And yet…and yet.

It feels sometimes as though something is lacking – a sense of permanence, or a sense of belonging. And invitation to someone’s house for Christmas is not the same as belonging, and sometimes the ache of loneliness looms large.

The joy I have felt this Christmas season has been accompanied by a desire to belong, somewhere or to someone. This is not a Christmas wish that will be granted with a visit from Santa, but is a lifelong yearning. It strikes us all in different times, places, and circumstances. Perhaps someone is going through a divorce and feels a little lost and unmoored at navigating that stormy sea. There is probably someone you know who comes to church with her husband and family, yet suffers behind closed doors from emotional isolation in her marriage.

Loneliness doesn’t always look like the single, childless person. It comes in many sizes, shapes, and nearly every circumstance.

There is comfort to me in knowing that Jesus was born to parents who maybe didn’t know where they were going to lodge next week, or what awaited them in Egypt, or if Nazareth would still welcome them. It comforts me to know that He, too, desired to belong.


Christmas time is all about gifts, as demonstrated by God Himself who “… so loved the world, that he gave his only begotten Son, that whosoever believeth in him should not perish, but have everlasting life” (John 3:16). “And if you keep my commandments and endure to the end, you shall have eternal life, which gift is the greatest of all the gifts of God” (D&C 14:7).

“Desire is important in this season of gift giving, when we are particularly mindful of the desires of those whom we love. What are your deepest desires? What do you really want to experience and accomplish in this life? Do you really want to become more and more like Jesus Christ? Do you really want to live with Heavenly Father and with your family forever and live as He lives?

“If you do, you will want to accept many gifts offered by the Lord.” One of the gifts that Jesus Christ gives to those who are willing to receive it is “an unlimited capacity to love.

“With the Savior’s help, we can learn to love as He loved. It may require a change of heart—most certainly a softening of our hearts—as we are tutored by the Savior how to really take care of each other. My dear brothers and sisters, we can truly minister in the Lord’s way as we accept His gift of love.” (Russell M. Nelson, Christmas Devotional 2018.)

And that is the gift of Christmas: the gift of love. From small babe in swaddling clothes to the resurrected redeemer, let us all prepare our hearts to receive Him, the Holy Messiah.

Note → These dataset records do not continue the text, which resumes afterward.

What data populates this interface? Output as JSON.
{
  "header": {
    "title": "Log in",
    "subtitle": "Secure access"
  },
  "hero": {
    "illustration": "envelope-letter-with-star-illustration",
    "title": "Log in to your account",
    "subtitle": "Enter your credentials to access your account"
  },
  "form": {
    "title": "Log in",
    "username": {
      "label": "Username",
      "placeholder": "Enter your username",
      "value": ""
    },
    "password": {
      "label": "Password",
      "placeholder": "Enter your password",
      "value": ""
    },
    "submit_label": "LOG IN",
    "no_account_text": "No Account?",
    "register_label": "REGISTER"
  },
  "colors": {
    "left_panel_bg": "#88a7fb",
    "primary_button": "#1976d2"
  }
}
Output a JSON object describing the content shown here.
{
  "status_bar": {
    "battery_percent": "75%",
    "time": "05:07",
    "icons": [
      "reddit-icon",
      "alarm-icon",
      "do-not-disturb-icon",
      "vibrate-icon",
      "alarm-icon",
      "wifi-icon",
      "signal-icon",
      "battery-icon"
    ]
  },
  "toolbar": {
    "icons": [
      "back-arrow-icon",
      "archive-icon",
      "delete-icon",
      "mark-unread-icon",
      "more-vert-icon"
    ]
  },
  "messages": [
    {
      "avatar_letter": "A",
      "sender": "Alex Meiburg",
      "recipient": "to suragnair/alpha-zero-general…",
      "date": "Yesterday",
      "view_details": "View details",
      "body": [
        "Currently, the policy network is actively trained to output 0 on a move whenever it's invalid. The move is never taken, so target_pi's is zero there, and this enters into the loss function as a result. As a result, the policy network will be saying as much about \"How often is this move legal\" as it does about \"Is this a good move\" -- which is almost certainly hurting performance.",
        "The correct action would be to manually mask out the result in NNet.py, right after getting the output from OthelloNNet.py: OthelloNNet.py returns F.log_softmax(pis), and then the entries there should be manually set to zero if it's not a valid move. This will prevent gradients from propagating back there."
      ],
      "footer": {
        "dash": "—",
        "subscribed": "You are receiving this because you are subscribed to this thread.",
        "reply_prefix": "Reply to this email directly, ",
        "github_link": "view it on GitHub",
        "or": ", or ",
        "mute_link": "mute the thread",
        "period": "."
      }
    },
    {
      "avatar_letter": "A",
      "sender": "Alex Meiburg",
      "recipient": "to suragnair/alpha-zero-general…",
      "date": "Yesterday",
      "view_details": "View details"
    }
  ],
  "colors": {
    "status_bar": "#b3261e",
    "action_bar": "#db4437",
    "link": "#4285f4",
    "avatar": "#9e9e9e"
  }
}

About the Author:

Laura will be the first to tell you she’s not perfect. That’s why she loves the restored gospel, and loves the atonement.